m

Where:
m = mass of the body
C = specific heat
t = change in
temperature

Heat

Quantity (Q) the total amount


of heat involved to change the
temperature of the total mass of
the substance w/o a change in
phase.
Specific Heat (c) the amount of
heat needed to raise the
temperature of a unit mass of a
substance by 1.

Units and values of Specific


Heat, C

Units

CGS

Cal/g-c

MKS

FPS

Kcal/g-c BTU/slug
-F

Change in Phase
Fixed Points points at which a
substance will have a change
its phase without a change in
temperature.
Freezing Point/Melting Point
ice

or 32F

wate
r

or 32F

(+) heat gained or absorbed


(-) heat lost or
released

Boiling Point/Steam Point

steam
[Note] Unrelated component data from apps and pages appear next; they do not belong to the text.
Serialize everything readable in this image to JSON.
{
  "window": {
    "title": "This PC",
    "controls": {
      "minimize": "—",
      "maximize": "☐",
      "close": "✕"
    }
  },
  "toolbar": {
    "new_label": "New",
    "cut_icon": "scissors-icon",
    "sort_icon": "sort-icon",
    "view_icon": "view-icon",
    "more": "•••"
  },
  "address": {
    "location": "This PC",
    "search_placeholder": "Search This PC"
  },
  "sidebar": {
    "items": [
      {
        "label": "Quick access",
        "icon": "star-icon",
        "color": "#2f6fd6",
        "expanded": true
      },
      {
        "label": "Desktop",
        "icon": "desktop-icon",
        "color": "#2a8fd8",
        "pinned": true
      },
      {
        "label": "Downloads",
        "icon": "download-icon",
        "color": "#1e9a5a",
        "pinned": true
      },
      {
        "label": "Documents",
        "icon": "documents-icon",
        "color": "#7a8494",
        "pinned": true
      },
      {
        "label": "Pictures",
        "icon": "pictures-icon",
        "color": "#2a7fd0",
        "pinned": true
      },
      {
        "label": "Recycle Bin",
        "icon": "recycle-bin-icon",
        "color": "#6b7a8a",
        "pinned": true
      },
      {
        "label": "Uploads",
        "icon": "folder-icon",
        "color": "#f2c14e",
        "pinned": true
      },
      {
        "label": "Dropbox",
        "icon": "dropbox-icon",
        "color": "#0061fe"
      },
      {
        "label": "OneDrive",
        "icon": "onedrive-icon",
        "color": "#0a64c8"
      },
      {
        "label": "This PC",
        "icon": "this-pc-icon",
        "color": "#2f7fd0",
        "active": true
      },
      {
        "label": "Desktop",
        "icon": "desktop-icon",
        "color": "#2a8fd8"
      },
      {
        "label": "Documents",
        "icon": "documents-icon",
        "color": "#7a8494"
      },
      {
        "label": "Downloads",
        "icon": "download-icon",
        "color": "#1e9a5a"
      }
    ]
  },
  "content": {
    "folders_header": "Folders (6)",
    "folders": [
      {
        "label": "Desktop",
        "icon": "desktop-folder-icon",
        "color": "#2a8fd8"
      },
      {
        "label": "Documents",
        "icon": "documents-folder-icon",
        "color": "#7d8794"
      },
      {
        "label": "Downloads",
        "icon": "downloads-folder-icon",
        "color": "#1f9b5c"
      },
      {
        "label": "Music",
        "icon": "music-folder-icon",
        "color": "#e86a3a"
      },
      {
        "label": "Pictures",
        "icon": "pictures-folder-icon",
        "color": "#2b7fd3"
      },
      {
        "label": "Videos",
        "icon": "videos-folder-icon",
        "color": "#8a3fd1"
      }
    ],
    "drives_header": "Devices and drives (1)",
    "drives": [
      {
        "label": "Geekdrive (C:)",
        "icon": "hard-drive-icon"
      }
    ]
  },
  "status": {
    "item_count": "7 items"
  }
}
(+) heat gained or absorbed


(-) heat lost or
released

Heat Quantity (Q) the total amount of


heat involved to change the phase
of the entire mass of the substance
w/o a change in temperature.
Latent Heat (L) the amount of heat
needed to change the phase of a
unit mass of a substance when no
change in temperature takes place.
Latent Heat of Fusion (Lf) the
amount of heat needed to change a
unit mass of ice to water or vice-versa
at freezing point or melting point.

Latent Heat of Vaporization (Lv)


the amount of heat needed to
change a unit mass of water to
steam or vice-versa at boiling point
or steam point.
Values of Latent Heat

Values
of L

cgs

mks

fps

80
cal/g

80
kcal/kg

144
BTU/slug

540
cal/g

540
kcal/kg

972
BTU/slug

Calorimetry the measurement of heat


quantities using a calorimeter

At thermal equilibrium (tmix), all bodies


(stirrer, calorimeter, H2O and metal) will have
the same temperature.

Principle of calorimetry
Hotter bodies will give off heat
Colder bodies will absorb heat
By conservation of heat energy
Heat lost by hotter body = heat
gained by
colder bodies

By conservation of heat energy

Q m Q s Qc Q w
Q mct

mm c m t m m s c s t s mc cc t c m w c w t w
t m t mix t m

t s t c t w t mix t w

mm c m (t m t mix ) m s c s mc cc m w c w t mix t w

SAMPLE PROBLEMS
1.How much heat is needed to change 10 g of ice at -20 oC to
steam at 110oC assuming no heat is lost due to the
surrounding? Ans. QT = 7350 cal
2. It is found out that 100 kcal of heat is just sufficient in
changing a certain amount of ice at -20 oC to steam at 130oC.
Determine the mass of the ice. Ans. m = 0.13 kg
3. 100 g of ice at 0oC are dropped into 381.4 gm of water at
30oC contained in a 200 gm copper calorimeter (c = 0.093
cal/gm-Co). The final temperature is 8oC. Find the heat of
fusion of ice.
Ans. Lf = 80 cal/g

4. A beaker of very small mass contains 500 g of water at a


temperature of 80oC. How many grams of ice at a
temperature -20oC must be dropped in the water so that the
final temperature of the system will be 50oC?
Ans. m = 107.14 g
5. A copper calorimeter (c = 0.093) whose mass is 120 g
contains 350 g of water at 20oC. Into these are dropped
simultaneously 200 g of aluminum (c = 0.22) at 70oC and 150
gm of lead (c = 0.031) at 90oC. Find the final temperature of
the mixture.
Ans. tmix = 26.16oC

SAMPLE PROBLEMS

6. A glass containing water is initially of temperature


20C. The mass of the glass is 100 g and of specific
heat 0.16 cal/g-c and water is of mass 200 g. If 4
cubes of ice each of mass 15 g will be added to the
glass of water, solve for
a) The temperature of the mixture
b) The mass of ice remaining if any
7. Determine how many calories of heat must be
removed to change 100g of vapor at 210C to solid
at 10C. Consider the following properties of the
substance: heat of fusion = 1000 cal/g, heat of
vaporization = 200 cal/g, specific heat capacity as a
liquid = 0.75 cal/g, melting point at 10 C and boiling
point of 210C.